The Company will perform two numbers, a solo from Arabesque by Vicente Nebrada and an excerpt from 18+1 by Gustavo Ramírez Sansano.
Students from the School of Dance will also take to the stage and perform select numbers, including Flamenco Work and Ritmo y Ruido, from the 50th Anniversary Gala, and Salsa Work by Milteri Tucker. The newly formed Pa’lante Scholars will perform an excerpt from Bury Me Standing.
New to the block party this year and as part of its commitment to champion and amplify voices within its community, Ballet Hispánico will be inviting select Latinx dance companies from around New York City to perform as guest artists, including Bombazo Dance Company and Calpulli Mexican Dance Company as well as others, to be announced in the near future.
Additionally, The School of Dance will offer free dance classes at the event.
The Ballet Hispánico 2021 A La Calle Block Party is made possible by Con Edison of New York and Popular Bank. Major support is provided by Mutual of America.

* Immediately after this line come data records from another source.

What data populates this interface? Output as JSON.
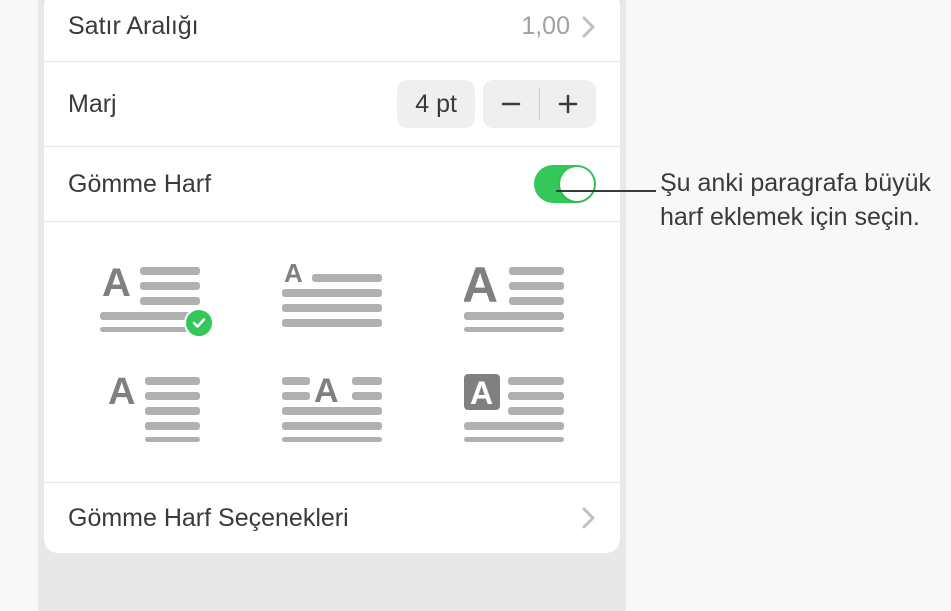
{
  "rows": {
    "lineSpacing": {
      "label": "Satır Aralığı",
      "value": "1,00"
    },
    "margin": {
      "label": "Marj",
      "value": "4 pt"
    },
    "dropCap": {
      "label": "Gömme Harf",
      "enabled": true
    },
    "dropCapOptions": {
      "label": "Gömme Harf Seçenekleri"
    }
  },
  "dropCapStyles": {
    "selectedIndex": 0
  },
  "annotation": "Şu anki paragrafa büyük harf eklemek için seçin."
}
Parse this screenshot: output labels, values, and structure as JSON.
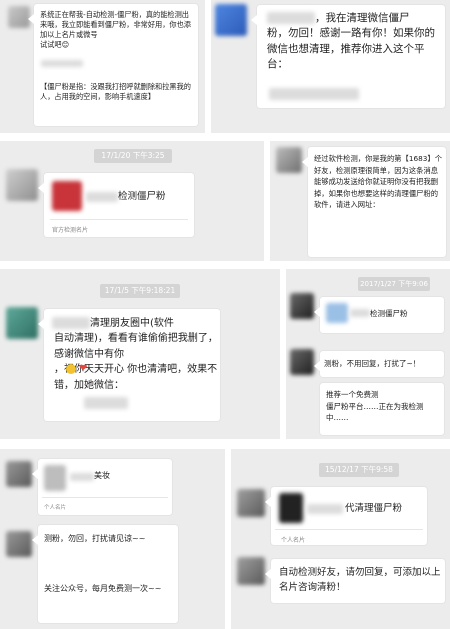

About Ballet Hispánico
For fifty years Ballet Hispánico has been the leading voice intersecting artistic excellence and advocacy and is now the largest Latinx cultural organization in the United States and one of America’s Cultural Treasures. Ballet Hispánico brings communities together to celebrate and explore Latino cultures through innovative dance productions, transformative dance training, and enduring community engagement experiences. National Medal of Arts recipient Tina Ramirez founded Ballet Hispánico in 1970, at the height of the post-war civil rights movements. From its inception Ballet Hispánico focused on providing a haven for Black and Brown Latinx youth and families seeking artistic place and cultural sanctuary. By providing the space for Latinx dance and dancers to flourish, Ballet Hispánico uplifted marginalized emerging and working artists, which combined with the training, authenticity of voice, and power of representation, fueled the organization’s roots and trajectory. In 2009, Ballet Hispánico welcomed Eduardo Vilaro as its Artistic Director, ushering in a new era by inserting fresh energy to the company’s founding values and leading Ballet Hispánico into an artistically vibrant future. Today, Ballet Hispánico’s New York City headquarters house a School of Dance and state-of-the-art dance studios for its programs and the arts community. From its grassroots origins as a dance school and community-based Ballet Hispánico provides the physical home and cultural heart for Latinx dance in the United States. Ballet Hispánico has developed a robust public presence across its three main programs: its Company, School of Dance, and Community Arts Partnerships. Through its exemplary artistry, distinguished training program, and deep-rooted community engagement efforts Ballet Hispánico champions and amplifies underrepresented voices. For fifty years Ballet Hispánico has provided a place of honor for the omitted, overlooked, and oppressed, and has stood as a catalyst for social change. As it looks to the next fifty years and beyond, Ballet Hispánico seeks to empower, and give agency to, the Latinx experience and those individuals within it.